Arrest and Trial: volumes 1 & 2
Our final selection for this review spotlight is a rather interesting series entitled Arrest and Trial. If that sounds suspiciously like Law & Order to you, you aren't far off the mark.
Airing for only a single season from 1963 to 1964 on ABC, this series, much like the Law & Order franchise that followed it two decades later, splits its time between being a police procedural (the "Arrest" part) and a legal drama (the "Trial" part). In contrast to the more popular Law & Order, however, is that each episode of Arrest and Trial was a full 90 minutes long (approximately 75 minutes without commericals). Additionally, the legalities were told from the perspective of the defense side rather than the prosecution's as it is in Law & Order.
Ben Gazzara plays police sergeant Nick Anderson of the Los Angeles Police Department, while Chuck Connors is unfortunately miscast as defense attorney, John Egan. Veteran television actors Roger Perry, Don Galloway, John Larch, John Kerr are all on hand to lend strong support to leads Gazzara and Connors.
Connors had just wrapped production on his hit series, The Rifleman, in early 1963 and jumped right into this role that fall. After the failure of Arrest, he headed back to more familiar territory in the western series, Branded, which lasted for two seasons and has been released on DVD by Timeless Media.
Arrest and Trial tried to differentiate itself from other crime dramas by the way it handled its criminal suspects.
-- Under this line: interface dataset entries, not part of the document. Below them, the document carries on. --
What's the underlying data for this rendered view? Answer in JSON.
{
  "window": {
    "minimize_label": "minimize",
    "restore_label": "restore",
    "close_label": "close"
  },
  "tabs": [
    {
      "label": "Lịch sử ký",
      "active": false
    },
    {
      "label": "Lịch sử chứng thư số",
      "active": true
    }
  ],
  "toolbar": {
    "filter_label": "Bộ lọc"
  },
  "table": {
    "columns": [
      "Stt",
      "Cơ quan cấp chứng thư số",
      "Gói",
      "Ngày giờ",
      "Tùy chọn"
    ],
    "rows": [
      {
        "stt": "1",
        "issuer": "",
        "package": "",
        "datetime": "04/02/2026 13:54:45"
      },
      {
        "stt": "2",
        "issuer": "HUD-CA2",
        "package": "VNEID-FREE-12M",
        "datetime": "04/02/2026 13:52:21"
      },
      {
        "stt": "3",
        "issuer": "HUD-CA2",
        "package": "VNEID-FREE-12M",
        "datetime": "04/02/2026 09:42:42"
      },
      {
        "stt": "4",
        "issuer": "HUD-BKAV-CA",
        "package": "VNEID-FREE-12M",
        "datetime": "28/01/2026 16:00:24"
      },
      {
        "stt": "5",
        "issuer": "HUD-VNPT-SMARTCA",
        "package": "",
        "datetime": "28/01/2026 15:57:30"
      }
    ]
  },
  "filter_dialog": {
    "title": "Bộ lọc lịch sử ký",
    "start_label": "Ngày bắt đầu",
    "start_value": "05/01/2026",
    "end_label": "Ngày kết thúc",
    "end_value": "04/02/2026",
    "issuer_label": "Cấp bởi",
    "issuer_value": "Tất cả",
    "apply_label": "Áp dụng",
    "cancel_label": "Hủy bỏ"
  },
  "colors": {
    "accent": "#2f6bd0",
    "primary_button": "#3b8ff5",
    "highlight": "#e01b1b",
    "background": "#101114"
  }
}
Often, the series perspective was sympathetic and even apologetic on behalf of the accused, whose backstory was told in shades of grey whereby one could, if so inclined, feel sorry for the accused and "understand" how he or she could commit a criminal act. How you are wired politically will greatly affect how you process these stories.
Thirty episodes were produced during this series' single season on air, and these two box sets from Timeless contain 9 episodes each, leaving 12 more episodes yet to be released.
Volume 1 contains episodes 3, 4, 7, 11, 15, 21, 22, 23, and 30, the final episode. Notable guest stars in this set include Mickey Rooney and Martin Sheen among many others.
Volume 2 showcases episodes 5, 8, 13, 14, 15, 19, 24, 28, and 29. Anne Francis (Honey West), Roddy McDowall, Harold Gould, and Peter Fonda are among the many interesting guest stars in this set.
We'd like to see Timeless issue just one more set, composed of four discs, to finish off this series as it certainly merits being released in its entirety.
More than just a curiousity due to its similarity to Law & Order, Arrest and Trial is a good series in its own right, and would make a great gift to fans of police and legal dramas.
MSRP: $29.98 each